The instruction at 00000000 referenced memory at 00000000
The memory could not be read from
Click OK to terminate the application
After fiddling with the Compatibility Administrator a bit more on this one, I went back to DLL hunting. I found that the old DirectPlay DLLs needed to be added to the appropriate system folder in Windows (the newer dp*x.dll files were not being called) and that was that. I looked up and 4 or 5 days had gone by. See the wiki for more on all of this.
Therefore, many thanks are owed to “iomismo” for taking the time to write the post at Windows 10 Forums that broke all this open. Thanks are also owed to Matt for his classic gaming site, and Microsoft (yeah, well) for making some decent compatibility tools to save their reputation somewhat.
I now wonder if the Compatibility Administrator has a flag that can fix the audio algorithm errors I am circumventing with RBXIT… but that will have to wait for another day to test.

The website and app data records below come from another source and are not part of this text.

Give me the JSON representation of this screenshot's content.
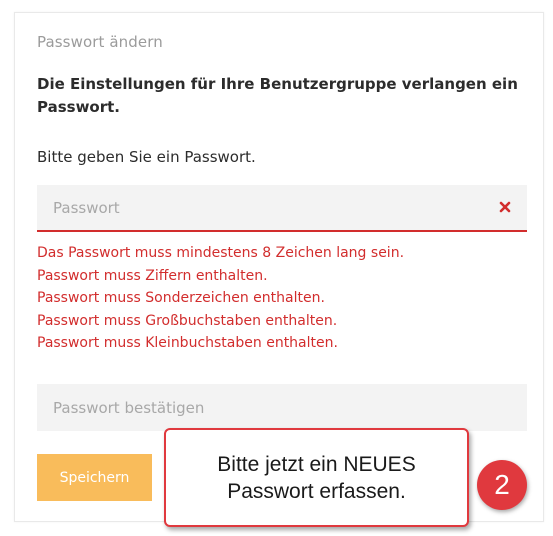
{
  "dialog": {
    "title": "Passwort ändern",
    "notice": "Die Einstellungen für Ihre Benutzergruppe verlangen ein Passwort.",
    "instruction": "Bitte geben Sie ein Passwort.",
    "password_field": {
      "placeholder": "Passwort",
      "value": ""
    },
    "errors": [
      "Das Passwort muss mindestens 8 Zeichen lang sein.",
      "Passwort muss Ziffern enthalten.",
      "Passwort muss Sonderzeichen enthalten.",
      "Passwort muss Großbuchstaben enthalten.",
      "Passwort muss Kleinbuchstaben enthalten."
    ],
    "confirm_field": {
      "placeholder": "Passwort bestätigen",
      "value": ""
    },
    "save_label": "Speichern"
  },
  "annotation": {
    "callout_text": "Bitte jetzt ein NEUES Passwort erfassen.",
    "step_number": "2"
  },
  "colors": {
    "error": "#d22d2d",
    "button": "#f9bc5b",
    "field_bg": "#f3f3f3",
    "callout_accent": "#e0393e"
  },
  "icons": {
    "clear": "close-icon"
  }
}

For now, I am happy that RBXIT solves just one more compatibility issue and lessens the need for Compatibility Administrator (assuming it might help, dunno).

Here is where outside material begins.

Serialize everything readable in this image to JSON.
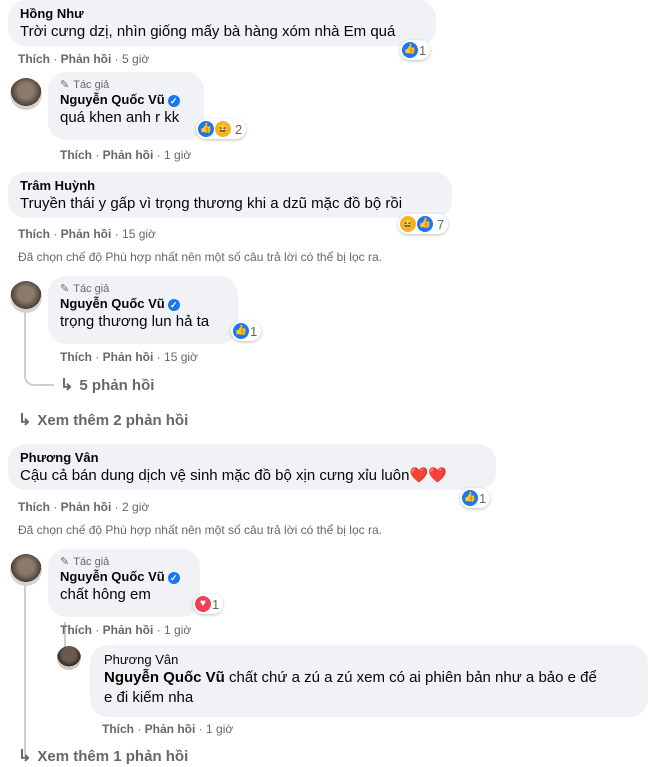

I don’t find as much time to devote to gaming as I would like (the only reason I learned programming as a kid in the first place was to write games) so I don’t know the Sierra library that well and could use help finding the games fixable by this method. There might even be some non-Sierra/Dynamix games fixable by this method. Basically, the likely candidates are Windows 95 games with RBX files. Less basically, look for the following sequence of bytes in the EXE file (it is the IMA ADPCM index table — and, yes, the same sequence of 16 bytes twice in a row):

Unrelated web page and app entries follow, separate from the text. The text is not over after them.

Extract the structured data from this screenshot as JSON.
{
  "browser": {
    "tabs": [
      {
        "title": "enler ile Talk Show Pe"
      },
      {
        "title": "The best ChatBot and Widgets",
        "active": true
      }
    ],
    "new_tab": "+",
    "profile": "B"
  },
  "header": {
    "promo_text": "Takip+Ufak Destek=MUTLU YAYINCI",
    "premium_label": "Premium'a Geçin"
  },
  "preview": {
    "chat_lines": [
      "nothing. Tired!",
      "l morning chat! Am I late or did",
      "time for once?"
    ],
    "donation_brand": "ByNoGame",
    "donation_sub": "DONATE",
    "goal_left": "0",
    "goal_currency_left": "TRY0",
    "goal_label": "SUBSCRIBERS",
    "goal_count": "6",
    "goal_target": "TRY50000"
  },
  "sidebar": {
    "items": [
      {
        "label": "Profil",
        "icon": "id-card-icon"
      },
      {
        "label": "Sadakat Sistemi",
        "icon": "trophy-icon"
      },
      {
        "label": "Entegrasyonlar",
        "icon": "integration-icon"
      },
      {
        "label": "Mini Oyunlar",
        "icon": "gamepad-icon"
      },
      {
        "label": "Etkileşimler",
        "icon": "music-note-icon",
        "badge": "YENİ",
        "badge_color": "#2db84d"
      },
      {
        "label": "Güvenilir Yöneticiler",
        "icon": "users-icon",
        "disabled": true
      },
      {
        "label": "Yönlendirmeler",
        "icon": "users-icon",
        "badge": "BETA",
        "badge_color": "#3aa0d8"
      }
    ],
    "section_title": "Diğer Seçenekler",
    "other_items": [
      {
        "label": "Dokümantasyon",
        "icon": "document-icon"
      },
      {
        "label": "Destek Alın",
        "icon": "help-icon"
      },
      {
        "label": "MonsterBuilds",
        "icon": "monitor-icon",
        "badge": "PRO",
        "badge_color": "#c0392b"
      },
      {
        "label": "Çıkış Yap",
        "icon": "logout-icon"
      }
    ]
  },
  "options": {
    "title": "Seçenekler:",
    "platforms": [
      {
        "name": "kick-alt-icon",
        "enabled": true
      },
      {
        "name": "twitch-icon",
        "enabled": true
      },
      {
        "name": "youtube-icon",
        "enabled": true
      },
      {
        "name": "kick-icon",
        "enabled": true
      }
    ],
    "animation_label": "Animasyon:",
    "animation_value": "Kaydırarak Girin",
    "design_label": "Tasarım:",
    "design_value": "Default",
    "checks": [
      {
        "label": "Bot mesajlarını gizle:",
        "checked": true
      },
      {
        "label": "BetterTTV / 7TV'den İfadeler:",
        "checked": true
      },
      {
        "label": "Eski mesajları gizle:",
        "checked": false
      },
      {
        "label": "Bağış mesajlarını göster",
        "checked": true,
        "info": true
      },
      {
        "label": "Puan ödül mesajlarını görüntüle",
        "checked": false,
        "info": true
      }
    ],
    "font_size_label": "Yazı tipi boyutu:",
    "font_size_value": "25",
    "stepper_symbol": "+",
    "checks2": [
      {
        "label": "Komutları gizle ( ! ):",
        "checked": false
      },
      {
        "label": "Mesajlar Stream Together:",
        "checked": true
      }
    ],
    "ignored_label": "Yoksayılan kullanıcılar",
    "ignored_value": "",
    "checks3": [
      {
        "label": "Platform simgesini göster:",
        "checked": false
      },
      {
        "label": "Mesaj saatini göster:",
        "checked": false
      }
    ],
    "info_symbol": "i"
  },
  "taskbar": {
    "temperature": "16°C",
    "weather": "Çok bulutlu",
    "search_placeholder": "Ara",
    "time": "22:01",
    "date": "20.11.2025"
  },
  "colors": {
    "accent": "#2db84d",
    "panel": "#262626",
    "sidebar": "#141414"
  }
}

Wanted! Have you seen this
Codycode: FF FF FF FF FF FF FF FF 02 00 04 00 06 00 08 00 FF FF FF FF FF FF FF FF 02 00 04 00 06 00 08 00
Valve’s Time-warp Division
Did I mention I am looking for a job too? Oh, perhaps I should have mentioned that sooner. It seems no one has use for experienced software engineers with no degree like they used to. Bugger. The startups want younger people — the enterprises want a degree. I can’t fix my age so I should have finished that degree in music composition like I’ve always wanted. I would consider a career shift into zen garden design (seriously) if I could afford to go into business for myself right now. My ultimate dream job (today at least), if working for someone else, would be to lead a gaming company’s Time-warp Division (my own invented division). There I would work to promote sells and fandom by creating a false legacy for their newer games that pushes them back into the 8-bit era. Half-Life on the Nintendo NES anyone? (I already have the Atari 2600 Half-Life game design in my head.) Oh, yeah, Halo 2600 (for the Atari 2600) has already been done by Ed Fries (but not marketed or produced like I would). Such a division might pay for itself if not divide itself. Might.
Then, and only then, might I be able to also get all these other game designs out of my head. I swear I’ve got the best 4-player game ever for the 2600 stuck in there (eat your heart out Warlords — “Them’s fightin’ words!”) right next to a fighting simulator for smart phones. Argh.
What’s all this got to do with Sierra? I have no idea. There’s a connection in there somewhere with my work on fixing up these Sierra games and being useful to some video game company somewhere. Consider this work, RBXIT, my application. I’m just ranting now. Here, read my white paper on mayhem in game design if you want more.